The Trump administration has a theme — even if, amid resignations and firings, it’s hard to keep your eye on this ball. It believes great power competition has returned and the United States needs to recognize it. This theme is a useful guide to policy and an accurate description of the world. And it has corollaries.

One of these corollaries is that the United States can no longer afford to waste time and resources on commitments or institutions that can’t last or don’t work. In the 1990s, it was easy to be blasé about these, in the hope that they would come to something, or out of unwillingness to rock the boat.

But today, those hopes have been dashed. The boat needs rocking. So the administration has challenged approaches that aren’t sustainable. Like me, you may not always agree with how the challenges have been made. But they had to be made.

Low European military spending has been a sore point for the United States since President Dwight D. Eisenhower. But now, facing a resurgent Russia, a U.S. commitment to NATO that requires us to do most of the fighting is militarily and politically intolerable. This can’t go on.

Unlike Trump, I believe in free trade. But China is a trade cheat and an intellectual property thief. It also benefits from developing country status in the WTO, even as it has risen to be the world’s second-largest economy. This can’t go on.

Again, unlike Trump, I don’t think tariffs are the best way to challenge China. No matter what the White House says, it is U.S. consumers, not Chinese exporters, who pay the tariffs we impose. But the old approach on China wasn’t working. It couldn’t go on.

The Iran nuclear deal also wasn’t made for the long haul: It would expire in 2030. The Paris climate deal was built on the premise that the developed world would hurt its economies by taxing carbon, while China played the part of the developing nation and did nothing. This can’t go on.

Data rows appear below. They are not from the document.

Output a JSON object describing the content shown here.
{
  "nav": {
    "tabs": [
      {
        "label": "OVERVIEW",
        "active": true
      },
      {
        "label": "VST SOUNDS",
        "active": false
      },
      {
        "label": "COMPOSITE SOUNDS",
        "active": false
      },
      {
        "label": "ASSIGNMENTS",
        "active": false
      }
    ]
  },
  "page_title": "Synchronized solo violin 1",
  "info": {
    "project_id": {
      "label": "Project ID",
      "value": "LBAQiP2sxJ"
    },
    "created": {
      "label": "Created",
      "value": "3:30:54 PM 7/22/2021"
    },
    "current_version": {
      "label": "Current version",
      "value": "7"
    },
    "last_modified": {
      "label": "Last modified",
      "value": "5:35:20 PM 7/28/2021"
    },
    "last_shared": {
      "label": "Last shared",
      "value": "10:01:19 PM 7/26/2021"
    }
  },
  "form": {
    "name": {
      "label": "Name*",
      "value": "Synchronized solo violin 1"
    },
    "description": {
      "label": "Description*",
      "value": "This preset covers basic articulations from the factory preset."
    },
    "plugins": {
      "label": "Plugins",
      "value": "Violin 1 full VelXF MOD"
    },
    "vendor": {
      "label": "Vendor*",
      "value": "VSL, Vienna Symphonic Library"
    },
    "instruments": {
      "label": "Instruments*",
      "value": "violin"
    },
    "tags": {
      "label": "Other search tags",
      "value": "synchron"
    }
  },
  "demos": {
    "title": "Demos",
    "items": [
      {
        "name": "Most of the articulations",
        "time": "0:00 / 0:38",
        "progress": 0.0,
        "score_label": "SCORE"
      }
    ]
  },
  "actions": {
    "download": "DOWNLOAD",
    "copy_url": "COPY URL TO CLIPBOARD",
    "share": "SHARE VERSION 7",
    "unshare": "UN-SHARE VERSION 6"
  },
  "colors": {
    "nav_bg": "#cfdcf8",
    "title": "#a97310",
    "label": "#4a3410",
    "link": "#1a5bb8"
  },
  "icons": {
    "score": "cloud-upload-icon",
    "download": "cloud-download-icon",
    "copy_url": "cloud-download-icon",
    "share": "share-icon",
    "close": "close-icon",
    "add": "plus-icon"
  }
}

The UN Human Rights Council is a bit different. Unlike China or Syria, the council doesn’t matter in the real world. We’ve tried to fix its anti-Israel bias, and we’ve failed. The council is an embarrassment and a waste of our time. So the only sensible thing to do is to stop pretending it matters, and get out.

So what about Syria? My instincts haven’t changed. The United States should stand by its friends and allies, and what we start, we have to finish — and if we don’t plan on finishing, we shouldn’t start. Being a great power means keeping going when the going gets tough. My heart is against quitting.

But yet Trump may be right. The United States can help only those who want to help themselves. Of course, there are people in the Middle East who want to do that. But there may not be enough of them.

And we have now had two presidents in a row who were eager to get out of the Middle East. It’s too simple to say that the American people also want to get out. But they clearly have no overriding preference for staying. If we are going to leave, we shouldn’t drag out the process of withdrawal unduly.

I wish this wasn’t a choice between bad options. But at this level, all the choices are hard, which is why leadership matters. If Trump wanted to, he could make the case for staying. If he doesn’t want to, the U.S. commitment in Syria will become another thing that can’t go on.

Ted R. Bromund is a senior research fellow in The Heritage Foundation’s Thatcher Center for Freedom.